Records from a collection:

⟨

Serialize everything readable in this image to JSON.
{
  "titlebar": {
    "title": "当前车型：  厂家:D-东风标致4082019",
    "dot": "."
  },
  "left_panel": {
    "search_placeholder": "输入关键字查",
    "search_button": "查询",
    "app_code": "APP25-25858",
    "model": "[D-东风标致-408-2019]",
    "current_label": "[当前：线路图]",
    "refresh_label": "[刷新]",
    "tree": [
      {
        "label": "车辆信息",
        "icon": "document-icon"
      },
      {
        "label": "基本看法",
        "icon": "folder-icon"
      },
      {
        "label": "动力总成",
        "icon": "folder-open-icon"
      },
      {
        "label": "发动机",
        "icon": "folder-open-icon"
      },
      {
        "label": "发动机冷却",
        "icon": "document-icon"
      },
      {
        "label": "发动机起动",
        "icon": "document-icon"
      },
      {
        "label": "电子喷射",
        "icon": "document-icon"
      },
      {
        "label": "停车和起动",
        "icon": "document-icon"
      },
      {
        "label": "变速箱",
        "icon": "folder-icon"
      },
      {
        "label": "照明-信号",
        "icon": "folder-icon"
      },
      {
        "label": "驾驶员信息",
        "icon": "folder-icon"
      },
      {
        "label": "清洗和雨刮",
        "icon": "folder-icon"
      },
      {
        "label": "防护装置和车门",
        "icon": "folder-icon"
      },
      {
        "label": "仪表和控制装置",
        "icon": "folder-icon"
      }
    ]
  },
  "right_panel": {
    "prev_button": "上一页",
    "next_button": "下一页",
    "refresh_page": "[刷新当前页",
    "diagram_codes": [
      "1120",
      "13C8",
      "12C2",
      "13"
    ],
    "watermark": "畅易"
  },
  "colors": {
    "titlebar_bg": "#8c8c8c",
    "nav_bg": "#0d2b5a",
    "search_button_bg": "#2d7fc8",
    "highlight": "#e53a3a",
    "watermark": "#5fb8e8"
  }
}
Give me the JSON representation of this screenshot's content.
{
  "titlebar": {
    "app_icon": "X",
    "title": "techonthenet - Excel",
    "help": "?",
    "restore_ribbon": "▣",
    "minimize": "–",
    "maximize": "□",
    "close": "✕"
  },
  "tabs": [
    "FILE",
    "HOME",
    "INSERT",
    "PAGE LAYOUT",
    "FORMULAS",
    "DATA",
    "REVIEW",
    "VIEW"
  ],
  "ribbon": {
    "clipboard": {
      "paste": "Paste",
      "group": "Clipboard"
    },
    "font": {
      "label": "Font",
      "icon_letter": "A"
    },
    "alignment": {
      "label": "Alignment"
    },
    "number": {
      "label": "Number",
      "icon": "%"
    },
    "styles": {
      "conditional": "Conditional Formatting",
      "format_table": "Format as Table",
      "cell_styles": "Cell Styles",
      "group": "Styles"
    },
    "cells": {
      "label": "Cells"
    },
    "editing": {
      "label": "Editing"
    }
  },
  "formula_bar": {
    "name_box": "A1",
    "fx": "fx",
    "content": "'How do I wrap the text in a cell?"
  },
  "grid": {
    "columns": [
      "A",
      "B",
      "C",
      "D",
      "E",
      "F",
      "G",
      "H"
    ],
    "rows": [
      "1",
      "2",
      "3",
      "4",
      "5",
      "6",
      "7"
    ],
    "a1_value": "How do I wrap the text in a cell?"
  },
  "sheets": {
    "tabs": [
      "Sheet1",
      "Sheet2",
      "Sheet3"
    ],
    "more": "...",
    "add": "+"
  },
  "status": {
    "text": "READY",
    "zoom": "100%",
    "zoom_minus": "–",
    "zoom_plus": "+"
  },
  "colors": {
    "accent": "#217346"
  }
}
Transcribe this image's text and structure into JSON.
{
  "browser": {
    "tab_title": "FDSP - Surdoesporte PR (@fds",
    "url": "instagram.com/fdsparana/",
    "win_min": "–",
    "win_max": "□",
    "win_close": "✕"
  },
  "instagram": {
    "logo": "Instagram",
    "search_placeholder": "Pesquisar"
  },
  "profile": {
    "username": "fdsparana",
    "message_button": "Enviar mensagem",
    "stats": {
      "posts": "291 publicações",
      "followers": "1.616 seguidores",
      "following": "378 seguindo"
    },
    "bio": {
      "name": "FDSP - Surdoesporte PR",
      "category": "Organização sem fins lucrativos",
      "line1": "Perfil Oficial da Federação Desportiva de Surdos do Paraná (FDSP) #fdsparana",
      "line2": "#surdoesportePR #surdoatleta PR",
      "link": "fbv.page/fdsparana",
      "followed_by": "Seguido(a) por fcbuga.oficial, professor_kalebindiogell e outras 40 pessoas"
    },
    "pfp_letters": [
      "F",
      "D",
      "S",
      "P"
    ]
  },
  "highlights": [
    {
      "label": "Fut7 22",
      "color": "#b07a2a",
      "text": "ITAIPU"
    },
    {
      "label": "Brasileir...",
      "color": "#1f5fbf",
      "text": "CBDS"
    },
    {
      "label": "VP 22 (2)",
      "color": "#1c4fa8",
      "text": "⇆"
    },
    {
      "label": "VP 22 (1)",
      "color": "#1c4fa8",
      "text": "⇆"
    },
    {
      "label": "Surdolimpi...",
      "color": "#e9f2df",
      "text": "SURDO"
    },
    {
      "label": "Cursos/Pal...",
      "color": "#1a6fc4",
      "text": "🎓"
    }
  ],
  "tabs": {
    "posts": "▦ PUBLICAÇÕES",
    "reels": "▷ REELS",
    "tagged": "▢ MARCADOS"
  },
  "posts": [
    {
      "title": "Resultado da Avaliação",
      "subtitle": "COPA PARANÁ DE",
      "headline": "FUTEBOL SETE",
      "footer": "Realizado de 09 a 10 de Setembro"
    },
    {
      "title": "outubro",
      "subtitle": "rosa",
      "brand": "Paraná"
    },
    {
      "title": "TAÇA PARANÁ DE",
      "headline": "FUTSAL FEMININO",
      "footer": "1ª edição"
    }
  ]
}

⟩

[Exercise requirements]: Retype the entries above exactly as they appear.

[Solved exercise]:
Serialize everything readable in this image to JSON.
{
  "titlebar": {
    "title": "当前车型：  厂家:D-东风标致4082019",
    "dot": "."
  },
  "left_panel": {
    "search_placeholder": "输入关键字查",
    "search_button": "查询",
    "app_code": "APP25-25858",
    "model": "[D-东风标致-408-2019]",
    "current_label": "[当前：线路图]",
    "refresh_label": "[刷新]",
    "tree": [
      {
        "label": "车辆信息",
        "icon": "document-icon"
      },
      {
        "label": "基本看法",
        "icon": "folder-icon"
      },
      {
        "label": "动力总成",
        "icon": "folder-open-icon"
      },
      {
        "label": "发动机",
        "icon": "folder-open-icon"
      },
      {
        "label": "发动机冷却",
        "icon": "document-icon"
      },
      {
        "label": "发动机起动",
        "icon": "document-icon"
      },
      {
        "label": "电子喷射",
        "icon": "document-icon"
      },
      {
        "label": "停车和起动",
        "icon": "document-icon"
      },
      {
        "label": "变速箱",
        "icon": "folder-icon"
      },
      {
        "label": "照明-信号",
        "icon": "folder-icon"
      },
      {
        "label": "驾驶员信息",
        "icon": "folder-icon"
      },
      {
        "label": "清洗和雨刮",
        "icon": "folder-icon"
      },
      {
        "label": "防护装置和车门",
        "icon": "folder-icon"
      },
      {
        "label": "仪表和控制装置",
        "icon": "folder-icon"
      }
    ]
  },
  "right_panel": {
    "prev_button": "上一页",
    "next_button": "下一页",
    "refresh_page": "[刷新当前页",
    "diagram_codes": [
      "1120",
      "13C8",
      "12C2",
      "13"
    ],
    "watermark": "畅易"
  },
  "colors": {
    "titlebar_bg": "#8c8c8c",
    "nav_bg": "#0d2b5a",
    "search_button_bg": "#2d7fc8",
    "highlight": "#e53a3a",
    "watermark": "#5fb8e8"
  }
}
Give me the JSON representation of this screenshot's content.
{
  "titlebar": {
    "app_icon": "X",
    "title": "techonthenet - Excel",
    "help": "?",
    "restore_ribbon": "▣",
    "minimize": "–",
    "maximize": "□",
    "close": "✕"
  },
  "tabs": [
    "FILE",
    "HOME",
    "INSERT",
    "PAGE LAYOUT",
    "FORMULAS",
    "DATA",
    "REVIEW",
    "VIEW"
  ],
  "ribbon": {
    "clipboard": {
      "paste": "Paste",
      "group": "Clipboard"
    },
    "font": {
      "label": "Font",
      "icon_letter": "A"
    },
    "alignment": {
      "label": "Alignment"
    },
    "number": {
      "label": "Number",
      "icon": "%"
    },
    "styles": {
      "conditional": "Conditional Formatting",
      "format_table": "Format as Table",
      "cell_styles": "Cell Styles",
      "group": "Styles"
    },
    "cells": {
      "label": "Cells"
    },
    "editing": {
      "label": "Editing"
    }
  },
  "formula_bar": {
    "name_box": "A1",
    "fx": "fx",
    "content": "'How do I wrap the text in a cell?"
  },
  "grid": {
    "columns": [
      "A",
      "B",
      "C",
      "D",
      "E",
      "F",
      "G",
      "H"
    ],
    "rows": [
      "1",
      "2",
      "3",
      "4",
      "5",
      "6",
      "7"
    ],
    "a1_value": "How do I wrap the text in a cell?"
  },
  "sheets": {
    "tabs": [
      "Sheet1",
      "Sheet2",
      "Sheet3"
    ],
    "more": "...",
    "add": "+"
  },
  "status": {
    "text": "READY",
    "zoom": "100%",
    "zoom_minus": "–",
    "zoom_plus": "+"
  },
  "colors": {
    "accent": "#217346"
  }
}
Transcribe this image's text and structure into JSON.
{
  "browser": {
    "tab_title": "FDSP - Surdoesporte PR (@fds",
    "url": "instagram.com/fdsparana/",
    "win_min": "–",
    "win_max": "□",
    "win_close": "✕"
  },
  "instagram": {
    "logo": "Instagram",
    "search_placeholder": "Pesquisar"
  },
  "profile": {
    "username": "fdsparana",
    "message_button": "Enviar mensagem",
    "stats": {
      "posts": "291 publicações",
      "followers": "1.616 seguidores",
      "following": "378 seguindo"
    },
    "bio": {
      "name": "FDSP - Surdoesporte PR",
      "category": "Organização sem fins lucrativos",
      "line1": "Perfil Oficial da Federação Desportiva de Surdos do Paraná (FDSP) #fdsparana",
      "line2": "#surdoesportePR #surdoatleta PR",
      "link": "fbv.page/fdsparana",
      "followed_by": "Seguido(a) por fcbuga.oficial, professor_kalebindiogell e outras 40 pessoas"
    },
    "pfp_letters": [
      "F",
      "D",
      "S",
      "P"
    ]
  },
  "highlights": [
    {
      "label": "Fut7 22",
      "color": "#b07a2a",
      "text": "ITAIPU"
    },
    {
      "label": "Brasileir...",
      "color": "#1f5fbf",
      "text": "CBDS"
    },
    {
      "label": "VP 22 (2)",
      "color": "#1c4fa8",
      "text": "⇆"
    },
    {
      "label": "VP 22 (1)",
      "color": "#1c4fa8",
      "text": "⇆"
    },
    {
      "label": "Surdolimpi...",
      "color": "#e9f2df",
      "text": "SURDO"
    },
    {
      "label": "Cursos/Pal...",
      "color": "#1a6fc4",
      "text": "🎓"
    }
  ],
  "tabs": {
    "posts": "▦ PUBLICAÇÕES",
    "reels": "▷ REELS",
    "tagged": "▢ MARCADOS"
  },
  "posts": [
    {
      "title": "Resultado da Avaliação",
      "subtitle": "COPA PARANÁ DE",
      "headline": "FUTEBOL SETE",
      "footer": "Realizado de 09 a 10 de Setembro"
    },
    {
      "title": "outubro",
      "subtitle": "rosa",
      "brand": "Paraná"
    },
    {
      "title": "TAÇA PARANÁ DE",
      "headline": "FUTSAL FEMININO",
      "footer": "1ª edição"
    }
  ]
}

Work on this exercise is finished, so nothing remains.